▶ [TASK OBJECTIVE]: In your copy, reproduce the entries exactly as they are, minus the images.

▶ [DATA RECORDS]:

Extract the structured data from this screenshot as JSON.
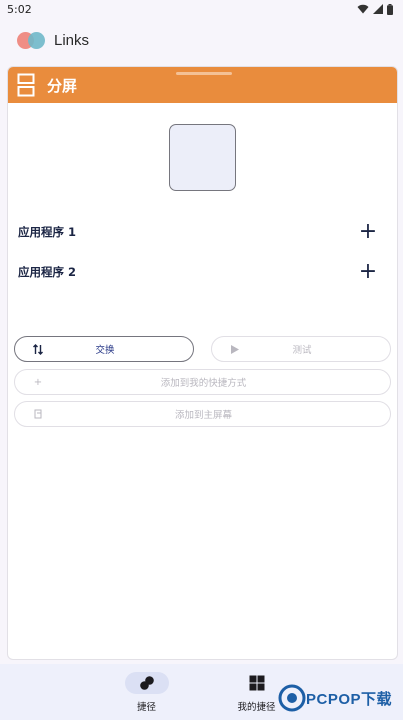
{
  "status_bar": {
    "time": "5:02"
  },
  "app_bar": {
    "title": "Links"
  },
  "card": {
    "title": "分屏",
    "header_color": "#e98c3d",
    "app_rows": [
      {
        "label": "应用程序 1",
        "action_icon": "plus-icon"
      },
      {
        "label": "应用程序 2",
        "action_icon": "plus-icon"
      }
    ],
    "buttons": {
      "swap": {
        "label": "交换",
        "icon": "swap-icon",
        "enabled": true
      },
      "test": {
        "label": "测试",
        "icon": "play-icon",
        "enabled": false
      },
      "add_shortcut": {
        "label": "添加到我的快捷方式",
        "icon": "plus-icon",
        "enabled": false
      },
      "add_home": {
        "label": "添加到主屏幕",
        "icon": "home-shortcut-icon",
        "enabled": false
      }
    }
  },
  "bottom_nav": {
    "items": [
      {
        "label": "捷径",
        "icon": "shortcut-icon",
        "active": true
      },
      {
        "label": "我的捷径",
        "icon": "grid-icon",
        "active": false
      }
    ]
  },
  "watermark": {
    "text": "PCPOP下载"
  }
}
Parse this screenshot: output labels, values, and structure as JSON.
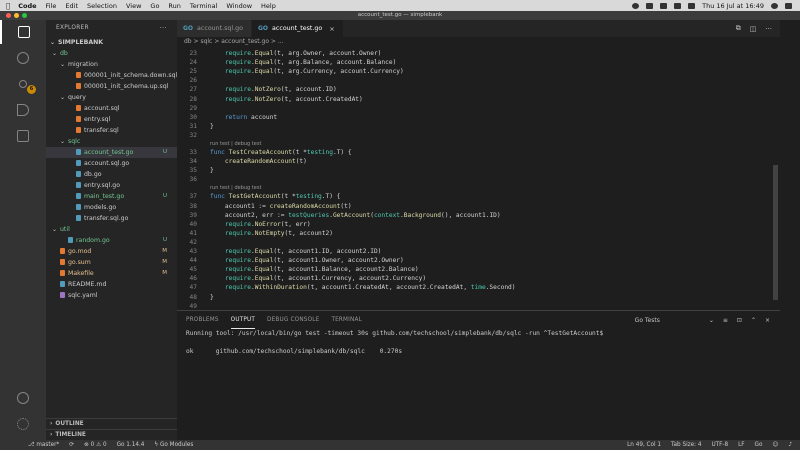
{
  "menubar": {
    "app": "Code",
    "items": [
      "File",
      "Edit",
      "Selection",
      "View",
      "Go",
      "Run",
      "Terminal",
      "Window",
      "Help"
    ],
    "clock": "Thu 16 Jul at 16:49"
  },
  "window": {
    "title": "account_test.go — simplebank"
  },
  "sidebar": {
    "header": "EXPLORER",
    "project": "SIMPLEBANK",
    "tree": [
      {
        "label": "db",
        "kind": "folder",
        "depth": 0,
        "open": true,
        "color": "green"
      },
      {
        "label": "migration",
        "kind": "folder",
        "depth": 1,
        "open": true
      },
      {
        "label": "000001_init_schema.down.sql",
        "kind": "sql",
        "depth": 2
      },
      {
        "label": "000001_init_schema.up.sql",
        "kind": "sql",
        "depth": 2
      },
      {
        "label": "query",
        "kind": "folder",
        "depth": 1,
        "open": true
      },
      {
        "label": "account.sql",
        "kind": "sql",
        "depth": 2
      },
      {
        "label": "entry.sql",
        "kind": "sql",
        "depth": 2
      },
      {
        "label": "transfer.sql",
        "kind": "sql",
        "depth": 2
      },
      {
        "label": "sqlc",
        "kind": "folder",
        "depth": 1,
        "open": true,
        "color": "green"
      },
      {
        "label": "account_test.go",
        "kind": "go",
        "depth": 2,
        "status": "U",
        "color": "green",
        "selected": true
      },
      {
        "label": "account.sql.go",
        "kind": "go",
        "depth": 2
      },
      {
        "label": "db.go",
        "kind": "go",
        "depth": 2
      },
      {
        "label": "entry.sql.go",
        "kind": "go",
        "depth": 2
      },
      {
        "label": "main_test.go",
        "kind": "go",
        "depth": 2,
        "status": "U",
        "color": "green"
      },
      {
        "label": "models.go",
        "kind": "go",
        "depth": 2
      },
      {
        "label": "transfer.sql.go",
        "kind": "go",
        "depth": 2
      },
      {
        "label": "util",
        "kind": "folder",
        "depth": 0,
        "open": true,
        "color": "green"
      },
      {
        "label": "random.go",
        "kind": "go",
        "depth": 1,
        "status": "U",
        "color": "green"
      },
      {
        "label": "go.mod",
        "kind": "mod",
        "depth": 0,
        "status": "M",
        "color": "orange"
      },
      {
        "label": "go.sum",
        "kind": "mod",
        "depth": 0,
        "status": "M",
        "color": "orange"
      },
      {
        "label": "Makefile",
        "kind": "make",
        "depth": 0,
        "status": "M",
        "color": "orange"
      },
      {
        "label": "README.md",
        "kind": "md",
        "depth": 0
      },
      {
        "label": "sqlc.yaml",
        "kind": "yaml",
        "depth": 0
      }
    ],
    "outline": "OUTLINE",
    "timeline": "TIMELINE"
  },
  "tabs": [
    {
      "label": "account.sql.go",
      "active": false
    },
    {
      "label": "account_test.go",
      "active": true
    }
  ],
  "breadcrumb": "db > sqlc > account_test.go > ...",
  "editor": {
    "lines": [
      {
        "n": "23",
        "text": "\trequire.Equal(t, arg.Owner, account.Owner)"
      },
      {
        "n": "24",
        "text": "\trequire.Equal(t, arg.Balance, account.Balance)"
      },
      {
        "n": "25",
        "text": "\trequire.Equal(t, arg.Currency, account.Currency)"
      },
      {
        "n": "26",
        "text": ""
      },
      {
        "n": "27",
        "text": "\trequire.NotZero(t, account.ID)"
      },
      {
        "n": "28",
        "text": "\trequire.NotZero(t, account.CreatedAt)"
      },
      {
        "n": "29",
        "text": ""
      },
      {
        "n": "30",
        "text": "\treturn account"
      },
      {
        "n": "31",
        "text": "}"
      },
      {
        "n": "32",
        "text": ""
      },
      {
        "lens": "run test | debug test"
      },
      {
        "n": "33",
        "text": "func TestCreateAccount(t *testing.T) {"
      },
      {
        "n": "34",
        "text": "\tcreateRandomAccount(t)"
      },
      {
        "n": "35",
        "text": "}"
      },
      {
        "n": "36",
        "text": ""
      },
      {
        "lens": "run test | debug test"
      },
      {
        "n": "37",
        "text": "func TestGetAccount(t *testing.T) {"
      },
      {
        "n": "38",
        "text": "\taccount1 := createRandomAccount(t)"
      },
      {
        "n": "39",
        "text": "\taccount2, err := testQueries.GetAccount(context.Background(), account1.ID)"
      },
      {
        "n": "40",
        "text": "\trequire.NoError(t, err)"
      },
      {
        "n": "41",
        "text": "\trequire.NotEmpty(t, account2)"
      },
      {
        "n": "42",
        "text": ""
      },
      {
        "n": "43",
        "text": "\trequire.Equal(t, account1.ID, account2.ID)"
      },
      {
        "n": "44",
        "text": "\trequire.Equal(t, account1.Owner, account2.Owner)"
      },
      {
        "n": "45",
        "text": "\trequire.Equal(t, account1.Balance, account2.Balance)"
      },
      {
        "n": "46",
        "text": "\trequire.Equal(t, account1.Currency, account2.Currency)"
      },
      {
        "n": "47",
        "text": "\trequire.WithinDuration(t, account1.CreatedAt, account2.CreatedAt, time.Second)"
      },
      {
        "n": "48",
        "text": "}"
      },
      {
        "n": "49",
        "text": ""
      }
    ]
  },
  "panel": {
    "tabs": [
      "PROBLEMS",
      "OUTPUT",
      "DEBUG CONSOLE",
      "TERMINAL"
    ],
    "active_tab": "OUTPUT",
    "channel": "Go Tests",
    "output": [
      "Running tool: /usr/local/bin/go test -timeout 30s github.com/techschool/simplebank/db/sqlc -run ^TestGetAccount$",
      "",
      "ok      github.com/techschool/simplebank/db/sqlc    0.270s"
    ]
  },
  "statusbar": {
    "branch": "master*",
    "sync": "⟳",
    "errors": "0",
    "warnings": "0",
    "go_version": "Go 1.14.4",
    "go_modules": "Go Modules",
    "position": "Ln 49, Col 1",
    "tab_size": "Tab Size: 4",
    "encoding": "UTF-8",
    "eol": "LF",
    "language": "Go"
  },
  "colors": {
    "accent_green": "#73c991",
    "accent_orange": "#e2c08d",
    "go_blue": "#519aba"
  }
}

▶ [THE ANSWER]:
Extract the structured data from this screenshot as JSON.
{
  "status_bar": {
    "time": "5:02"
  },
  "app_bar": {
    "title": "Links"
  },
  "card": {
    "title": "分屏",
    "header_color": "#e98c3d",
    "app_rows": [
      {
        "label": "应用程序 1",
        "action_icon": "plus-icon"
      },
      {
        "label": "应用程序 2",
        "action_icon": "plus-icon"
      }
    ],
    "buttons": {
      "swap": {
        "label": "交换",
        "icon": "swap-icon",
        "enabled": true
      },
      "test": {
        "label": "测试",
        "icon": "play-icon",
        "enabled": false
      },
      "add_shortcut": {
        "label": "添加到我的快捷方式",
        "icon": "plus-icon",
        "enabled": false
      },
      "add_home": {
        "label": "添加到主屏幕",
        "icon": "home-shortcut-icon",
        "enabled": false
      }
    }
  },
  "bottom_nav": {
    "items": [
      {
        "label": "捷径",
        "icon": "shortcut-icon",
        "active": true
      },
      {
        "label": "我的捷径",
        "icon": "grid-icon",
        "active": false
      }
    ]
  },
  "watermark": {
    "text": "PCPOP下载"
  }
}
Parse this screenshot: output labels, values, and structure as JSON.
{
  "menubar": {
    "app": "Code",
    "items": [
      "File",
      "Edit",
      "Selection",
      "View",
      "Go",
      "Run",
      "Terminal",
      "Window",
      "Help"
    ],
    "clock": "Thu 16 Jul at 16:49"
  },
  "window": {
    "title": "account_test.go — simplebank"
  },
  "sidebar": {
    "header": "EXPLORER",
    "project": "SIMPLEBANK",
    "tree": [
      {
        "label": "db",
        "kind": "folder",
        "depth": 0,
        "open": true,
        "color": "green"
      },
      {
        "label": "migration",
        "kind": "folder",
        "depth": 1,
        "open": true
      },
      {
        "label": "000001_init_schema.down.sql",
        "kind": "sql",
        "depth": 2
      },
      {
        "label": "000001_init_schema.up.sql",
        "kind": "sql",
        "depth": 2
      },
      {
        "label": "query",
        "kind": "folder",
        "depth": 1,
        "open": true
      },
      {
        "label": "account.sql",
        "kind": "sql",
        "depth": 2
      },
      {
        "label": "entry.sql",
        "kind": "sql",
        "depth": 2
      },
      {
        "label": "transfer.sql",
        "kind": "sql",
        "depth": 2
      },
      {
        "label": "sqlc",
        "kind": "folder",
        "depth": 1,
        "open": true,
        "color": "green"
      },
      {
        "label": "account_test.go",
        "kind": "go",
        "depth": 2,
        "status": "U",
        "color": "green",
        "selected": true
      },
      {
        "label": "account.sql.go",
        "kind": "go",
        "depth": 2
      },
      {
        "label": "db.go",
        "kind": "go",
        "depth": 2
      },
      {
        "label": "entry.sql.go",
        "kind": "go",
        "depth": 2
      },
      {
        "label": "main_test.go",
        "kind": "go",
        "depth": 2,
        "status": "U",
        "color": "green"
      },
      {
        "label": "models.go",
        "kind": "go",
        "depth": 2
      },
      {
        "label": "transfer.sql.go",
        "kind": "go",
        "depth": 2
      },
      {
        "label": "util",
        "kind": "folder",
        "depth": 0,
        "open": true,
        "color": "green"
      },
      {
        "label": "random.go",
        "kind": "go",
        "depth": 1,
        "status": "U",
        "color": "green"
      },
      {
        "label": "go.mod",
        "kind": "mod",
        "depth": 0,
        "status": "M",
        "color": "orange"
      },
      {
        "label": "go.sum",
        "kind": "mod",
        "depth": 0,
        "status": "M",
        "color": "orange"
      },
      {
        "label": "Makefile",
        "kind": "make",
        "depth": 0,
        "status": "M",
        "color": "orange"
      },
      {
        "label": "README.md",
        "kind": "md",
        "depth": 0
      },
      {
        "label": "sqlc.yaml",
        "kind": "yaml",
        "depth": 0
      }
    ],
    "outline": "OUTLINE",
    "timeline": "TIMELINE"
  },
  "tabs": [
    {
      "label": "account.sql.go",
      "active": false
    },
    {
      "label": "account_test.go",
      "active": true
    }
  ],
  "breadcrumb": "db > sqlc > account_test.go > ...",
  "editor": {
    "lines": [
      {
        "n": "23",
        "text": "\trequire.Equal(t, arg.Owner, account.Owner)"
      },
      {
        "n": "24",
        "text": "\trequire.Equal(t, arg.Balance, account.Balance)"
      },
      {
        "n": "25",
        "text": "\trequire.Equal(t, arg.Currency, account.Currency)"
      },
      {
        "n": "26",
        "text": ""
      },
      {
        "n": "27",
        "text": "\trequire.NotZero(t, account.ID)"
      },
      {
        "n": "28",
        "text": "\trequire.NotZero(t, account.CreatedAt)"
      },
      {
        "n": "29",
        "text": ""
      },
      {
        "n": "30",
        "text": "\treturn account"
      },
      {
        "n": "31",
        "text": "}"
      },
      {
        "n": "32",
        "text": ""
      },
      {
        "lens": "run test | debug test"
      },
      {
        "n": "33",
        "text": "func TestCreateAccount(t *testing.T) {"
      },
      {
        "n": "34",
        "text": "\tcreateRandomAccount(t)"
      },
      {
        "n": "35",
        "text": "}"
      },
      {
        "n": "36",
        "text": ""
      },
      {
        "lens": "run test | debug test"
      },
      {
        "n": "37",
        "text": "func TestGetAccount(t *testing.T) {"
      },
      {
        "n": "38",
        "text": "\taccount1 := createRandomAccount(t)"
      },
      {
        "n": "39",
        "text": "\taccount2, err := testQueries.GetAccount(context.Background(), account1.ID)"
      },
      {
        "n": "40",
        "text": "\trequire.NoError(t, err)"
      },
      {
        "n": "41",
        "text": "\trequire.NotEmpty(t, account2)"
      },
      {
        "n": "42",
        "text": ""
      },
      {
        "n": "43",
        "text": "\trequire.Equal(t, account1.ID, account2.ID)"
      },
      {
        "n": "44",
        "text": "\trequire.Equal(t, account1.Owner, account2.Owner)"
      },
      {
        "n": "45",
        "text": "\trequire.Equal(t, account1.Balance, account2.Balance)"
      },
      {
        "n": "46",
        "text": "\trequire.Equal(t, account1.Currency, account2.Currency)"
      },
      {
        "n": "47",
        "text": "\trequire.WithinDuration(t, account1.CreatedAt, account2.CreatedAt, time.Second)"
      },
      {
        "n": "48",
        "text": "}"
      },
      {
        "n": "49",
        "text": ""
      }
    ]
  },
  "panel": {
    "tabs": [
      "PROBLEMS",
      "OUTPUT",
      "DEBUG CONSOLE",
      "TERMINAL"
    ],
    "active_tab": "OUTPUT",
    "channel": "Go Tests",
    "output": [
      "Running tool: /usr/local/bin/go test -timeout 30s github.com/techschool/simplebank/db/sqlc -run ^TestGetAccount$",
      "",
      "ok      github.com/techschool/simplebank/db/sqlc    0.270s"
    ]
  },
  "statusbar": {
    "branch": "master*",
    "sync": "⟳",
    "errors": "0",
    "warnings": "0",
    "go_version": "Go 1.14.4",
    "go_modules": "Go Modules",
    "position": "Ln 49, Col 1",
    "tab_size": "Tab Size: 4",
    "encoding": "UTF-8",
    "eol": "LF",
    "language": "Go"
  },
  "colors": {
    "accent_green": "#73c991",
    "accent_orange": "#e2c08d",
    "go_blue": "#519aba"
  }
}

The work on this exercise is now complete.